§ **Work task**
Which lines of the entries hold the string "user"? Copy each one.

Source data
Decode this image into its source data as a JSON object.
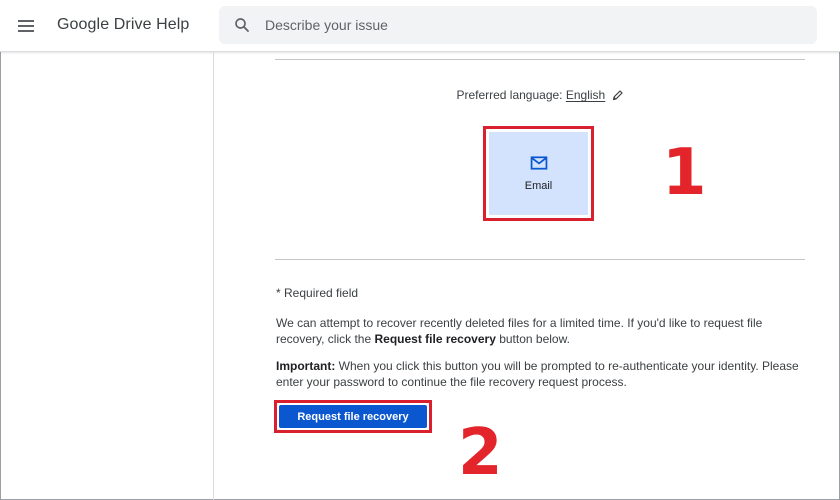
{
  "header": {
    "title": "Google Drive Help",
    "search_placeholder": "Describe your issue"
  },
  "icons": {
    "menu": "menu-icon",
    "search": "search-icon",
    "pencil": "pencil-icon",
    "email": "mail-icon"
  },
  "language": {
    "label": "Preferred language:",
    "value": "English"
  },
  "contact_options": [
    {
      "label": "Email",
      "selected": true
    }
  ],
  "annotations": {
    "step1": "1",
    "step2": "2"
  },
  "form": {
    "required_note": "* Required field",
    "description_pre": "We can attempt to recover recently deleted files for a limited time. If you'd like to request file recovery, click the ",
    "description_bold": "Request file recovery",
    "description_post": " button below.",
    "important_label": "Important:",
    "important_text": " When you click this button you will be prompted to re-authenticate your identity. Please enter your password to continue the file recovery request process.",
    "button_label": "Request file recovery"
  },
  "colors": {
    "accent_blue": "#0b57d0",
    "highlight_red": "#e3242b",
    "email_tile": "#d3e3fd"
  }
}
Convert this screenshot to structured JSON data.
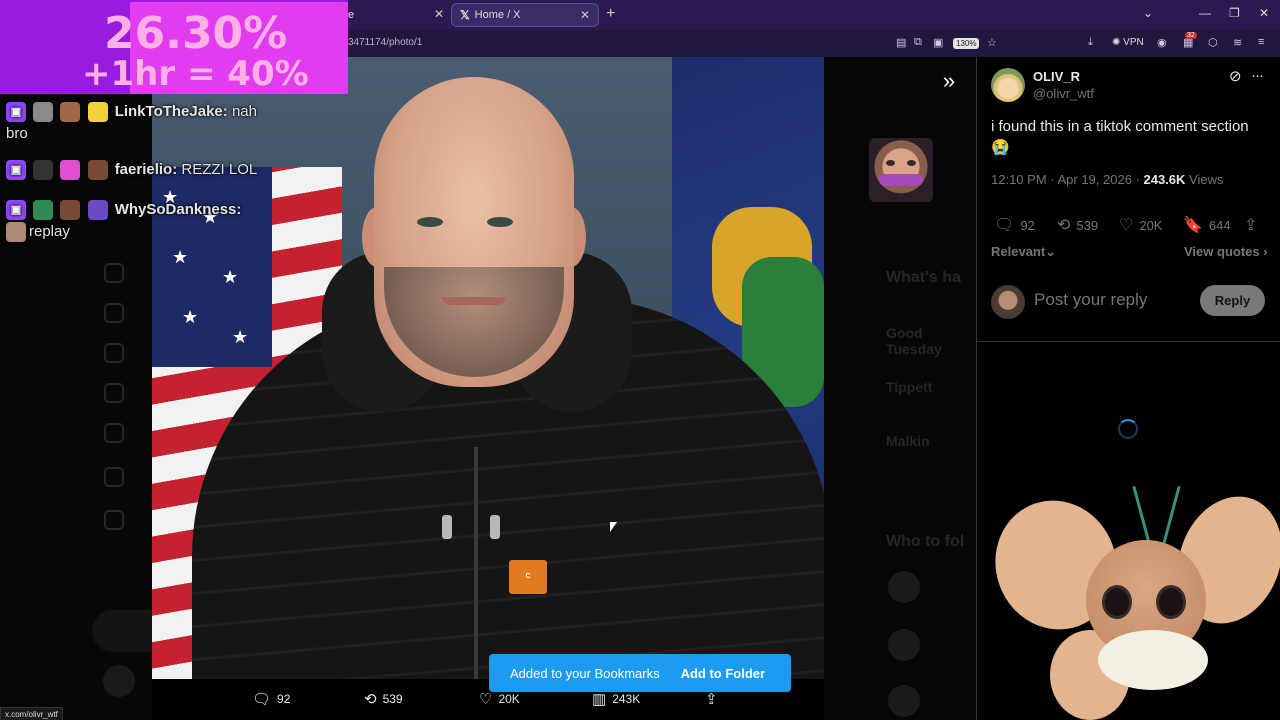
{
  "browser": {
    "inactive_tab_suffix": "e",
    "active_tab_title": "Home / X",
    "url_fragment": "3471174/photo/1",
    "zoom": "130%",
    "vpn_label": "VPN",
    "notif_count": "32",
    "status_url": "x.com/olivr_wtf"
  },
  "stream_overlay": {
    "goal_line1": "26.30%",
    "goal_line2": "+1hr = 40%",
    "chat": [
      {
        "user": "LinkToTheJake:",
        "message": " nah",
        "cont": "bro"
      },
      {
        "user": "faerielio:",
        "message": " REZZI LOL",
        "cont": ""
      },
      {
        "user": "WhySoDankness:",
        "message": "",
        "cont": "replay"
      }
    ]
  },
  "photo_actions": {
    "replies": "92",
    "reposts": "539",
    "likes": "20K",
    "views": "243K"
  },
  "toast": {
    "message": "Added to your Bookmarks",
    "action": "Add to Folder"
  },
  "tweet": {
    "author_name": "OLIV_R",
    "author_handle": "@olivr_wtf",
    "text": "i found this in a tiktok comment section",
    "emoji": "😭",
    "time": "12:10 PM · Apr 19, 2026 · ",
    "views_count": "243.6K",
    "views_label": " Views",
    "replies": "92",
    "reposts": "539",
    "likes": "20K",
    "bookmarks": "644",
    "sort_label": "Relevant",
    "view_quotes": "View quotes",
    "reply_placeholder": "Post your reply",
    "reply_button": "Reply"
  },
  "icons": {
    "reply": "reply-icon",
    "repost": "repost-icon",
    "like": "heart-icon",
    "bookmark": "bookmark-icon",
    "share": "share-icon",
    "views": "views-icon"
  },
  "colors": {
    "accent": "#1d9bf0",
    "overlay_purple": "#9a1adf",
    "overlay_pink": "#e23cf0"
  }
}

§ **Response area**
        "user": "LinkToTheJake:",
        "user": "faerielio:",
        "user": "WhySoDankness:",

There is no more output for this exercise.